● Plan to get there and go home by public transportation. There are quite a few bus lines that go past Gan Atzmaut, and the Light Rail station is not far away. If you come by car, try to have a Designated Driver who will drink less and get you home safely. (I laughed out loud the first time I saw a t-shirt that said, "Designated Drinker.") Even a few tastes of beer can add up and make you unsafe behind the wheel.
|(Photo: Ido Nitay Flash)|
● Don't promenade around on an empty stomach filled with beer. Drink water and eat before the festival and even during, if possible. Food in the belly slows down the absorption of alcohol and keeps you on an even keel. Sipping water between beers also refreshes your taste buds.
● It's tempting to plunge right in, I know, but if you have the discipline, try taking a quick walk around the tables and stands to see which beers and other products look interesting to you. Then you can start your rounds and actually talk to the brewers and servers about their beers. They'll be happy to do so.
|(Photo: Ido Nitay Flash)|
● The Jerusalem Beer Festival is a great opportunity to sample beers and styles you've never had before. Keep it slow and pace yourself. You don't have to drink every beer you see. On the morning after the festival, wake up being glad you had a good time – and you learned a little something about good craft beer.

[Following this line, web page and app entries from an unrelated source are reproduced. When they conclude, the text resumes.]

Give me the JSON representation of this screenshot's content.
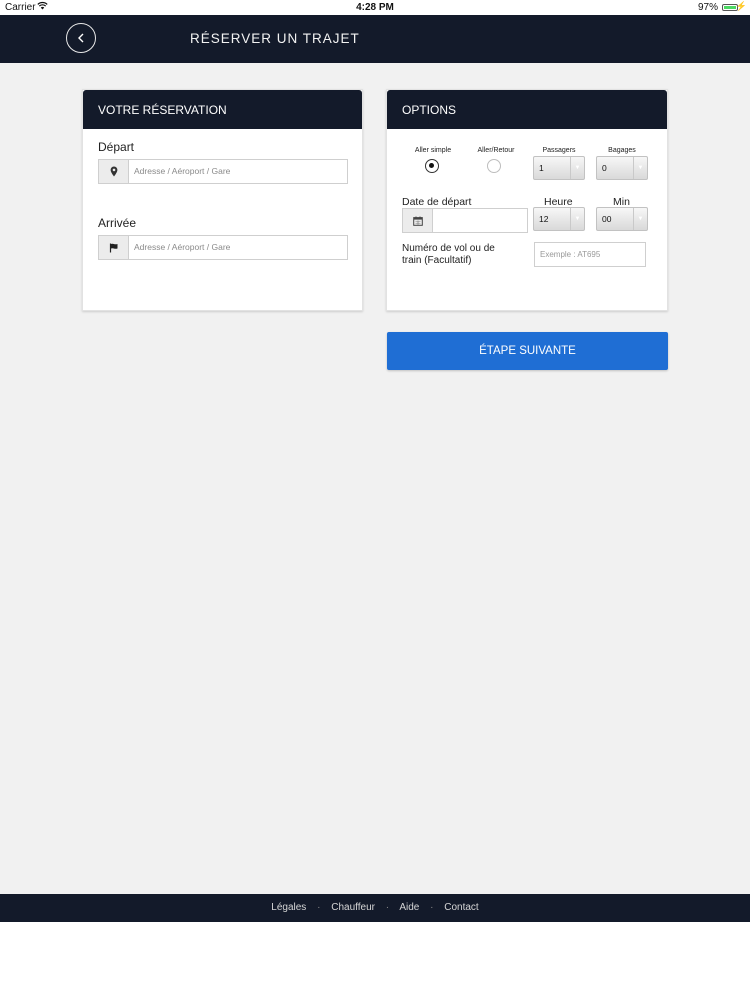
{
  "status_bar": {
    "carrier": "Carrier",
    "time": "4:28 PM",
    "battery": "97%",
    "battery_level": 0.97
  },
  "header": {
    "title": "RÉSERVER UN TRAJET"
  },
  "reservation": {
    "title": "VOTRE RÉSERVATION",
    "departure_label": "Départ",
    "departure_placeholder": "Adresse / Aéroport / Gare",
    "arrival_label": "Arrivée",
    "arrival_placeholder": "Adresse / Aéroport / Gare"
  },
  "options": {
    "title": "OPTIONS",
    "one_way_label": "Aller simple",
    "round_trip_label": "Aller/Retour",
    "selected_trip": "Aller simple",
    "passengers_label": "Passagers",
    "passengers_value": "1",
    "luggage_label": "Bagages",
    "luggage_value": "0",
    "date_label": "Date de départ",
    "date_value": "",
    "hour_label": "Heure",
    "hour_value": "12",
    "min_label": "Min",
    "min_value": "00",
    "flight_label_line1": "Numéro de vol ou de",
    "flight_label_line2": "train (Facultatif)",
    "flight_placeholder": "Exemple : AT695"
  },
  "next_button": "ÉTAPE SUIVANTE",
  "footer": {
    "links": [
      "Légales",
      "Chauffeur",
      "Aide",
      "Contact"
    ],
    "separator": "·"
  },
  "icons": {
    "back": "chevron-left-icon",
    "departure": "map-marker-icon",
    "arrival": "flag-icon",
    "date": "calendar-icon"
  },
  "colors": {
    "nav": "#131a2a",
    "accent": "#1f6ed4",
    "background": "#f1f1f1"
  }
}
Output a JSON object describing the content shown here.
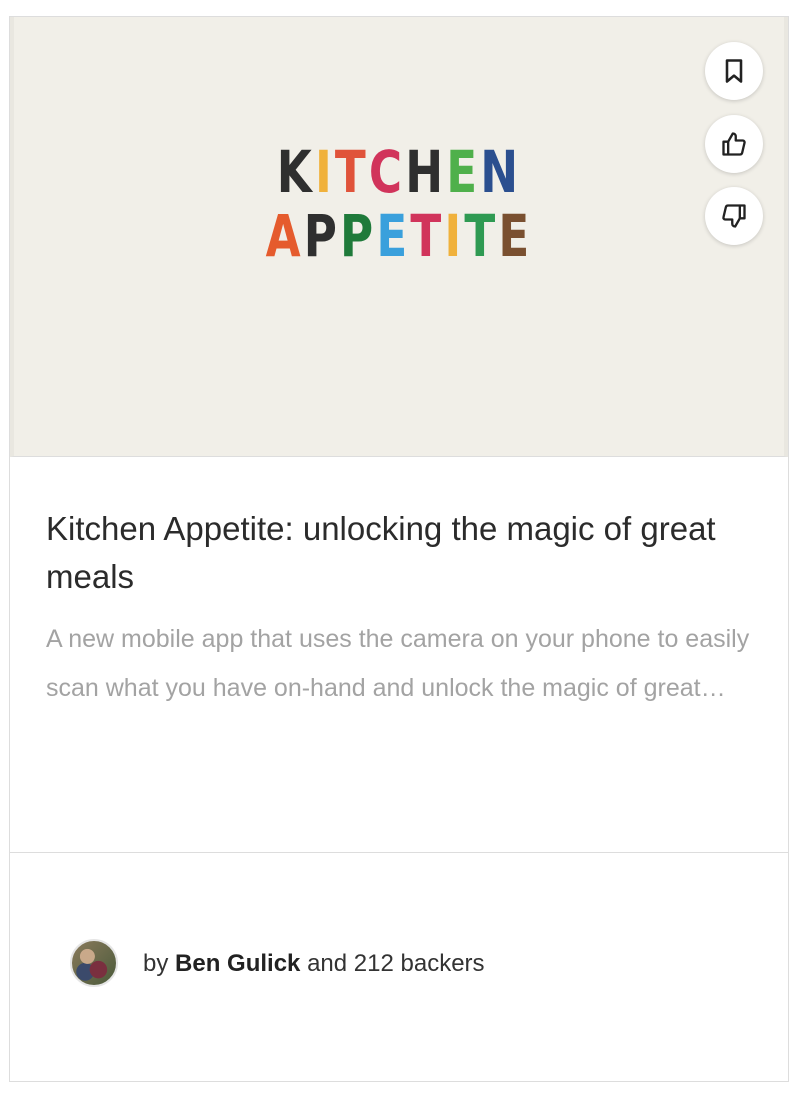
{
  "project": {
    "logo": {
      "line1": [
        {
          "ch": "K",
          "color": "#2f2f2f"
        },
        {
          "ch": "I",
          "color": "#f0b13b"
        },
        {
          "ch": "T",
          "color": "#e0533a"
        },
        {
          "ch": "C",
          "color": "#d1345b"
        },
        {
          "ch": "H",
          "color": "#2f2f2f"
        },
        {
          "ch": "E",
          "color": "#4fb04b"
        },
        {
          "ch": "N",
          "color": "#2b4f8f"
        }
      ],
      "line2": [
        {
          "ch": "A",
          "color": "#e55b2d"
        },
        {
          "ch": "P",
          "color": "#2f2f2f"
        },
        {
          "ch": "P",
          "color": "#1f7a3a"
        },
        {
          "ch": "E",
          "color": "#3aa0dc"
        },
        {
          "ch": "T",
          "color": "#d1345b"
        },
        {
          "ch": "I",
          "color": "#f0b13b"
        },
        {
          "ch": "T",
          "color": "#2f9a52"
        },
        {
          "ch": "E",
          "color": "#7a5030"
        }
      ]
    },
    "title": "Kitchen Appetite: unlocking the magic of great meals",
    "description": "A new mobile app that uses the camera on your phone to easily scan what you have on-hand and unlock the magic of great meals",
    "byline": {
      "prefix": "by",
      "creator": "Ben Gulick",
      "suffix": "and 212 backers"
    }
  },
  "actions": {
    "bookmark_icon": "bookmark-icon",
    "like_icon": "thumbs-up-icon",
    "dislike_icon": "thumbs-down-icon"
  }
}
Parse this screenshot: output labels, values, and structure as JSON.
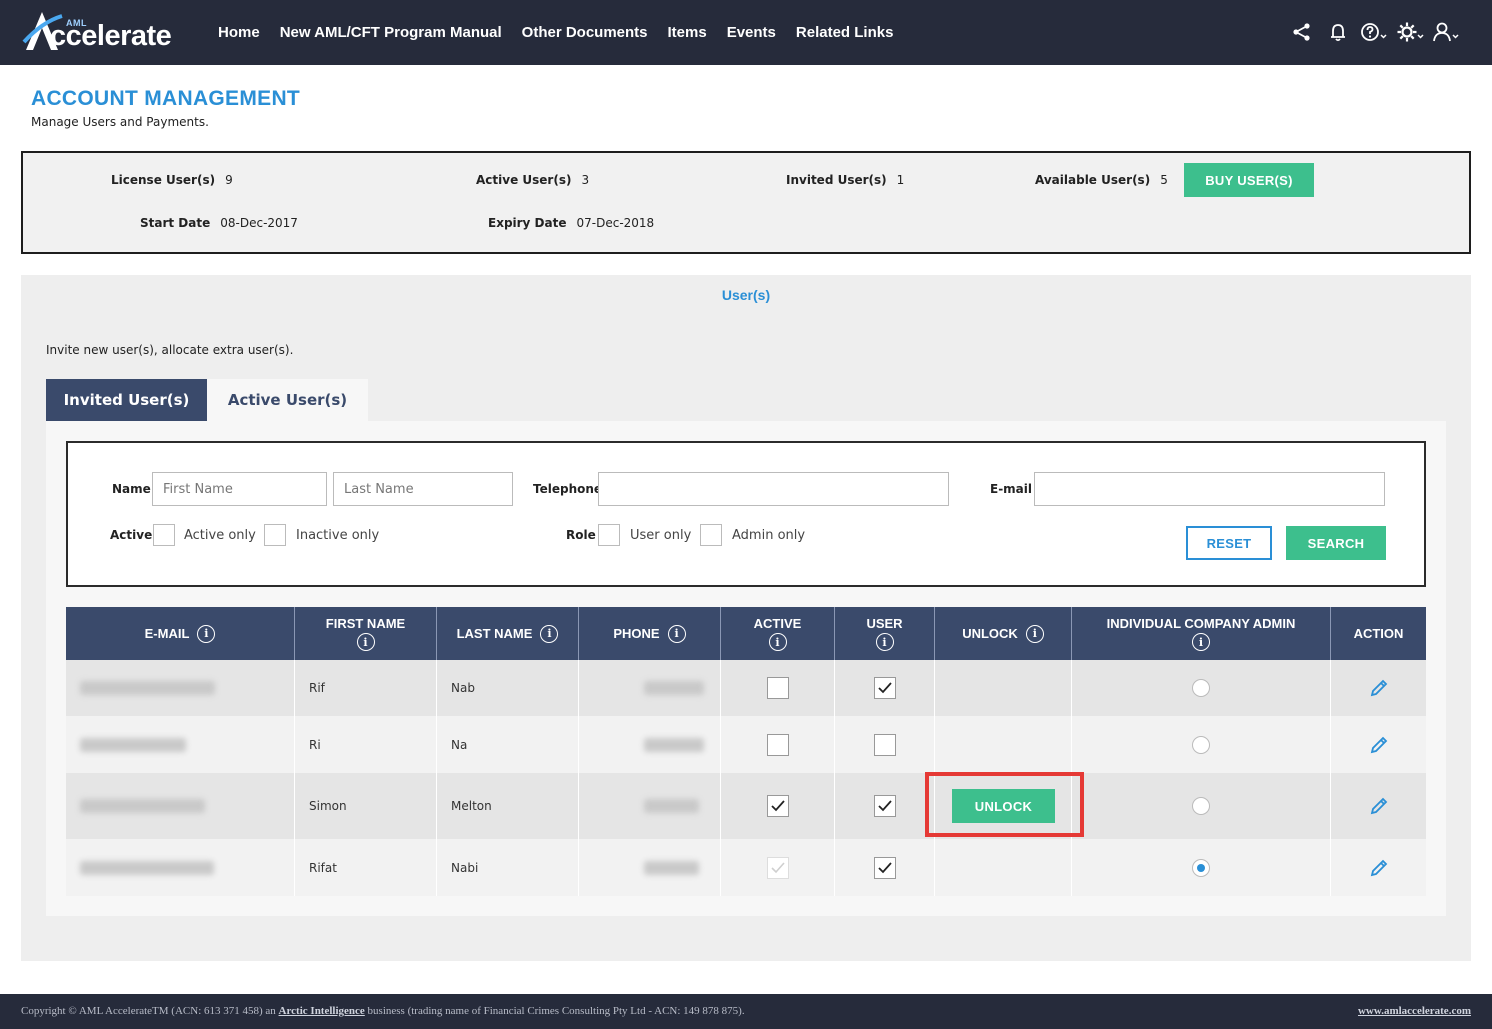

The Jerusalem Beer Festival (Ir Habira) will take place Wednesday and Thursday, July 21 and 22, at Independence Park, starting at 6:00 p.m. each night. The entrance fee is NIS 85 if you buy your ticket online (https://www.jerusalembeer.com/Tickets/en). For soldiers, National Service, students or Yerushalmi card holders, the price is NIS 75. Expect the price to be even higher if you buy your ticket at the gate.
You have to be at least 18 to enter without parents. Children under 12 will be allowed in only with parental supervision, and those between 5 and 12 are required to buy a ticket. Children between 12 and 18 will not be allowed in under any circumstances.